If you change the diaper before his middle-of-the-night feed, you will be preventing the baby from waking completely after his feed is finished. When the baby wakes, change his nappy and swaddle him again, preparing him to continue sleeping immediately after his night feed. If you were to change the diaper after his night feed, the baby can very easily become complete alert, making it more difficult for him to go back to sleep.
10. Understand the Sleeping Ways of Babies
The more your little angel sleeps, the more he will sleep. If you keep your baby awake for longer in the hope it will encourage him to sleep more, hoping to make him more tired, will only result in him being over tired, over stimulated. Then he will have difficulty trying to get to sleep and stay asleep. Overtired babies generally sleep shorter and not longer.
11. Don’t Encourage Bad Sleeping Habits
Sometimes parents want to rush in immediately to see why the baby is crying or is restless at night. But often a baby will wake up, babble on a bit and then go back to sleep. The baby might even cry for a while or babble on and actually still be asleep. You need to give your baby time to see if he will resettle. Don’t just rush in every time you hear the slightest sound – this will help your precious little newborn to sleep better.
12. Put Baby to Sleep When He is Still Awake But He is Drowsy
Teach your little baby to fall asleep independently – all by himself. You are basically teaching him to fall asleep independently. Babies, just like adults do, can wake up during the night. And if he does not know how to get back to sleep he will cry upon waking, maybe without even a need. This can result in him getting used to waking at night and babbling longer than he needs to. As he gets older, he will drift off again independently. This will help him to sleep better all way round.
When All Is Said and Done
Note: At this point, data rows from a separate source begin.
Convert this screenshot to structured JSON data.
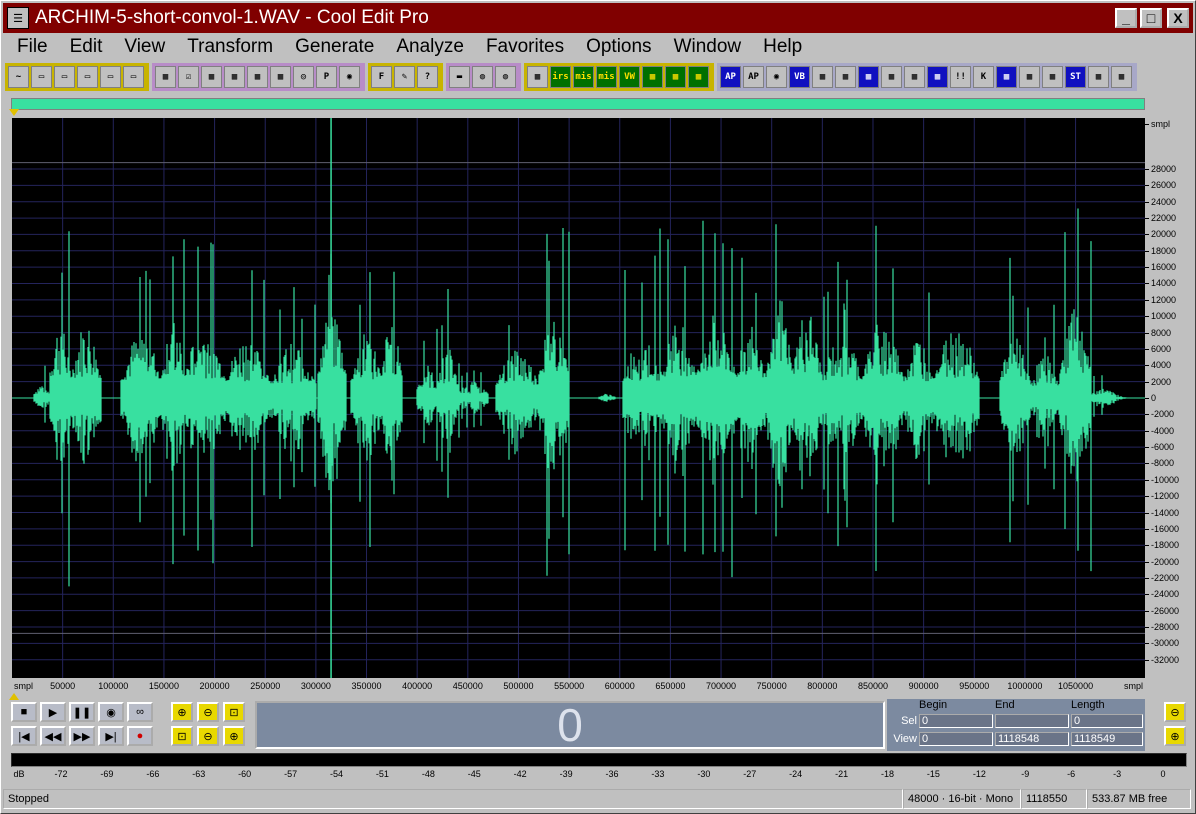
{
  "window": {
    "title": "ARCHIM-5-short-convol-1.WAV - Cool Edit Pro",
    "icon": "app-icon",
    "minimize_label": "_",
    "maximize_label": "□",
    "close_label": "X"
  },
  "menu": [
    "File",
    "Edit",
    "View",
    "Transform",
    "Generate",
    "Analyze",
    "Favorites",
    "Options",
    "Window",
    "Help"
  ],
  "toolbar": {
    "groups": [
      {
        "color": "#c8b400",
        "buttons": [
          "~",
          "▭",
          "▭",
          "▭",
          "▭",
          "▭"
        ]
      },
      {
        "color": "#b88cc8",
        "buttons": [
          "▦",
          "☑",
          "▦",
          "▦",
          "▦",
          "▦",
          "◎",
          "P",
          "◉"
        ]
      },
      {
        "color": "#c8b400",
        "buttons": [
          "F",
          "✎",
          "?"
        ]
      },
      {
        "color": "#b88cc8",
        "buttons": [
          "▬",
          "◍",
          "◍"
        ]
      },
      {
        "color": "#c8b400",
        "buttons": [
          "▦",
          "irs",
          "mis",
          "mis",
          "VW",
          "▦",
          "▦",
          "▦"
        ]
      },
      {
        "color": "#a8a8c8",
        "buttons": [
          "AP",
          "AP",
          "◉",
          "VB",
          "▦",
          "▦",
          "▦",
          "▦",
          "▦",
          "▦",
          "!!",
          "K",
          "▦",
          "▦",
          "▦",
          "ST",
          "▦",
          "▦"
        ]
      }
    ]
  },
  "waveform": {
    "background": "#000000",
    "wave_color": "#38e0a0",
    "grid_color": "#24245c",
    "y_unit": "smpl",
    "y_ticks": [
      28000,
      26000,
      24000,
      22000,
      20000,
      18000,
      16000,
      14000,
      12000,
      10000,
      8000,
      6000,
      4000,
      2000,
      0,
      -2000,
      -4000,
      -6000,
      -8000,
      -10000,
      -12000,
      -14000,
      -16000,
      -18000,
      -20000,
      -22000,
      -24000,
      -26000,
      -28000,
      -30000,
      -32000
    ],
    "y_range": [
      -32768,
      32767
    ],
    "x_unit": "smpl",
    "x_ticks": [
      50000,
      100000,
      150000,
      200000,
      250000,
      300000,
      350000,
      400000,
      450000,
      500000,
      550000,
      600000,
      650000,
      700000,
      750000,
      800000,
      850000,
      900000,
      950000,
      1000000,
      1050000
    ],
    "x_range": [
      0,
      1118549
    ],
    "cursor_sample": 315000,
    "segments": [
      {
        "start": 22000,
        "end": 38000,
        "amp": 4000
      },
      {
        "start": 38000,
        "end": 58000,
        "amp": 21000
      },
      {
        "start": 58000,
        "end": 88000,
        "amp": 20500
      },
      {
        "start": 108000,
        "end": 148000,
        "amp": 18000
      },
      {
        "start": 148000,
        "end": 170000,
        "amp": 23000
      },
      {
        "start": 170000,
        "end": 210000,
        "amp": 20000
      },
      {
        "start": 210000,
        "end": 255000,
        "amp": 17000
      },
      {
        "start": 255000,
        "end": 300000,
        "amp": 15000
      },
      {
        "start": 302000,
        "end": 330000,
        "amp": 25000
      },
      {
        "start": 335000,
        "end": 365000,
        "amp": 18000
      },
      {
        "start": 365000,
        "end": 385000,
        "amp": 23000
      },
      {
        "start": 400000,
        "end": 420000,
        "amp": 9000
      },
      {
        "start": 420000,
        "end": 440000,
        "amp": 14000
      },
      {
        "start": 440000,
        "end": 470000,
        "amp": 4500
      },
      {
        "start": 478000,
        "end": 520000,
        "amp": 13500
      },
      {
        "start": 520000,
        "end": 550000,
        "amp": 24000
      },
      {
        "start": 580000,
        "end": 595000,
        "amp": 1200
      },
      {
        "start": 603000,
        "end": 640000,
        "amp": 17500
      },
      {
        "start": 640000,
        "end": 675000,
        "amp": 22000
      },
      {
        "start": 675000,
        "end": 715000,
        "amp": 23500
      },
      {
        "start": 715000,
        "end": 745000,
        "amp": 21000
      },
      {
        "start": 745000,
        "end": 770000,
        "amp": 28000
      },
      {
        "start": 770000,
        "end": 800000,
        "amp": 24000
      },
      {
        "start": 800000,
        "end": 840000,
        "amp": 18000
      },
      {
        "start": 840000,
        "end": 880000,
        "amp": 22000
      },
      {
        "start": 880000,
        "end": 910000,
        "amp": 17000
      },
      {
        "start": 910000,
        "end": 955000,
        "amp": 20000
      },
      {
        "start": 975000,
        "end": 1005000,
        "amp": 18000
      },
      {
        "start": 1005000,
        "end": 1035000,
        "amp": 12000
      },
      {
        "start": 1035000,
        "end": 1065000,
        "amp": 25000
      },
      {
        "start": 1065000,
        "end": 1090000,
        "amp": 3000
      },
      {
        "start": 1090000,
        "end": 1100000,
        "amp": 600
      }
    ]
  },
  "transport": {
    "stop": "■",
    "play": "▶",
    "pause": "❚❚",
    "play_loop": "◉",
    "loop": "∞",
    "go_start": "|◀",
    "rewind": "◀◀",
    "forward": "▶▶",
    "go_end": "▶|",
    "record": "●"
  },
  "zoom": [
    "⊕",
    "⊖",
    "⊡",
    "⊡",
    "⊖",
    "⊕"
  ],
  "time_display": "0",
  "selection": {
    "headers": {
      "begin": "Begin",
      "end": "End",
      "length": "Length"
    },
    "sel_label": "Sel",
    "view_label": "View",
    "sel": {
      "begin": "0",
      "end": "",
      "length": "0"
    },
    "view": {
      "begin": "0",
      "end": "1118548",
      "length": "1118549"
    }
  },
  "right_zoom": [
    "⊖",
    "⊕"
  ],
  "meter": {
    "unit": "dB",
    "ticks": [
      -72,
      -69,
      -66,
      -63,
      -60,
      -57,
      -54,
      -51,
      -48,
      -45,
      -42,
      -39,
      -36,
      -33,
      -30,
      -27,
      -24,
      -21,
      -18,
      -15,
      -12,
      -9,
      -6,
      -3,
      0
    ]
  },
  "status": {
    "state": "Stopped",
    "format": "48000 · 16-bit · Mono",
    "samples": "1118550",
    "free": "533.87 MB free"
  }
}
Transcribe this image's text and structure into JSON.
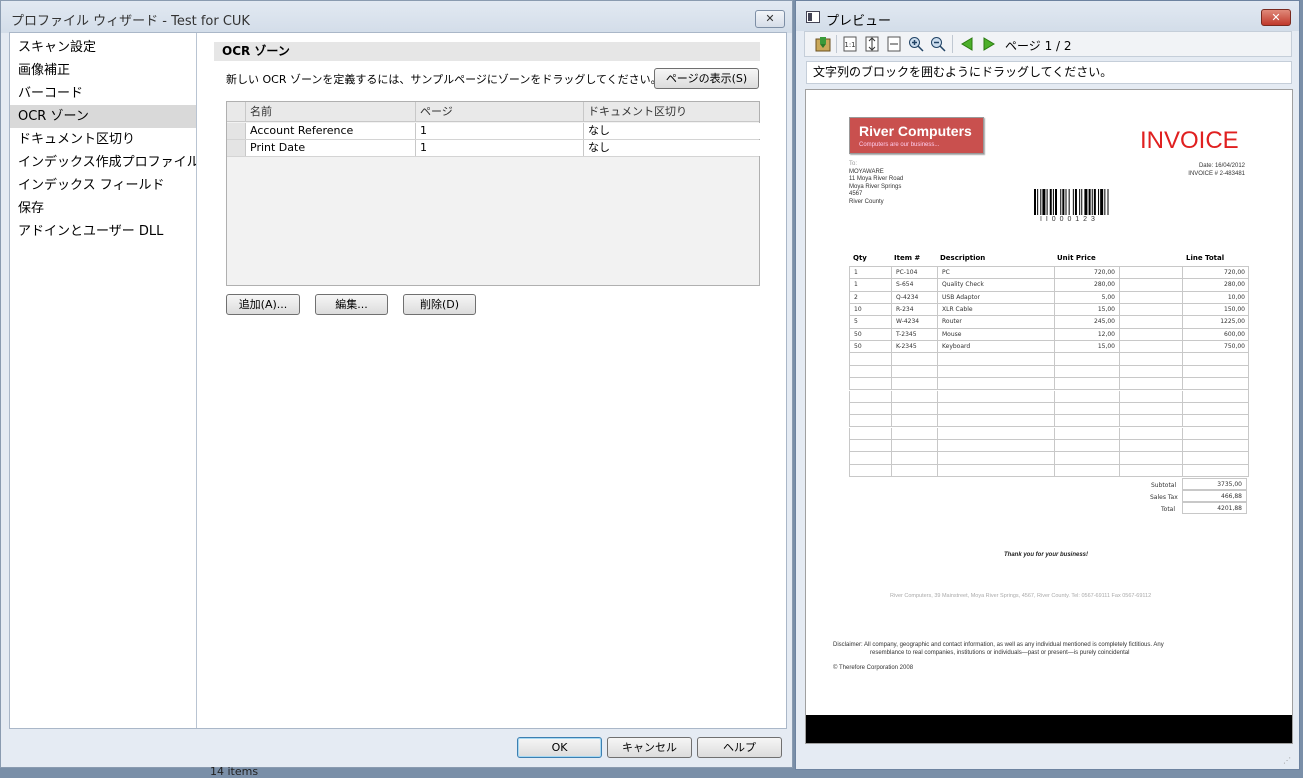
{
  "wizard": {
    "title": "プロファイル ウィザード - Test for CUK",
    "close_label": "✕",
    "nav": [
      "スキャン設定",
      "画像補正",
      "バーコード",
      "OCR ゾーン",
      "ドキュメント区切り",
      "インデックス作成プロファイル",
      "インデックス フィールド",
      "保存",
      "アドインとユーザー DLL"
    ],
    "active_nav": 3,
    "section_title": "OCR ゾーン",
    "instruction": "新しい OCR ゾーンを定義するには、サンプルページにゾーンをドラッグしてください。",
    "show_page_button": "ページの表示(S)",
    "table": {
      "columns": [
        "名前",
        "ページ",
        "ドキュメント区切り"
      ],
      "rows": [
        [
          "Account Reference",
          "1",
          "なし"
        ],
        [
          "Print Date",
          "1",
          "なし"
        ]
      ]
    },
    "add_button": "追加(A)...",
    "edit_button": "編集...",
    "delete_button": "削除(D)",
    "ok_button": "OK",
    "cancel_button": "キャンセル",
    "help_button": "ヘルプ"
  },
  "preview": {
    "title": "プレビュー",
    "page_indicator": "ページ 1 / 2",
    "hint": "文字列のブロックを囲むようにドラッグしてください。",
    "toolbar_icons": [
      "save-icon",
      "actual-size-icon",
      "fit-page-icon",
      "fit-width-icon",
      "zoom-in-icon",
      "zoom-out-icon",
      "prev-page-icon",
      "next-page-icon"
    ]
  },
  "invoice": {
    "company": "River Computers",
    "tagline": "Computers are our business...",
    "doc_title": "INVOICE",
    "to_label": "To:",
    "address": [
      "MOYAWARE",
      "11 Moya River Road",
      "Moya River Springs",
      "4567",
      "River County"
    ],
    "date": "Date: 16/04/2012",
    "invoice_no": "INVOICE # 2-483481",
    "barcode_text": "I I 0 0 0 1 2 3",
    "headers": [
      "Qty",
      "Item #",
      "Description",
      "Unit Price",
      "Line Total"
    ],
    "items": [
      [
        "1",
        "PC-104",
        "PC",
        "720,00",
        "720,00"
      ],
      [
        "1",
        "S-654",
        "Quality Check",
        "280,00",
        "280,00"
      ],
      [
        "2",
        "Q-4234",
        "USB Adaptor",
        "5,00",
        "10,00"
      ],
      [
        "10",
        "R-234",
        "XLR Cable",
        "15,00",
        "150,00"
      ],
      [
        "5",
        "W-4234",
        "Router",
        "245,00",
        "1225,00"
      ],
      [
        "50",
        "T-2345",
        "Mouse",
        "12,00",
        "600,00"
      ],
      [
        "50",
        "K-2345",
        "Keyboard",
        "15,00",
        "750,00"
      ]
    ],
    "empty_rows": 10,
    "subtotal_label": "Subtotal",
    "subtotal": "3735,00",
    "tax_label": "Sales Tax",
    "tax": "466,88",
    "total_label": "Total",
    "total": "4201,88",
    "thanks": "Thank you for your business!",
    "footer": "River Computers, 39 Mainstreet, Moya River Springs, 4567, River County.  Tel: 0567-69111  Fax 0567-69112",
    "disclaimer_1": "Disclaimer: All company, geographic and contact information, as well as any individual mentioned is completely fictitious.  Any",
    "disclaimer_2": "resemblance to real companies, institutions or individuals—past or present—is purely coincidental",
    "copyright": "© Therefore Corporation 2008"
  },
  "behind_text": "14 items"
}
The bottom line is this. Encourage your baby with lots of naps and feeds during the day, as you follow the eat-wake-sleep cycle and routine. Pretty soon you’re going to be saying, “My baby is sleeping through the night” before you even know it! Understanding how a little baby ‘works’ and then following through with some great tips will help him on his way and give yourself some extra shut-eye and great pleasure in your little gem.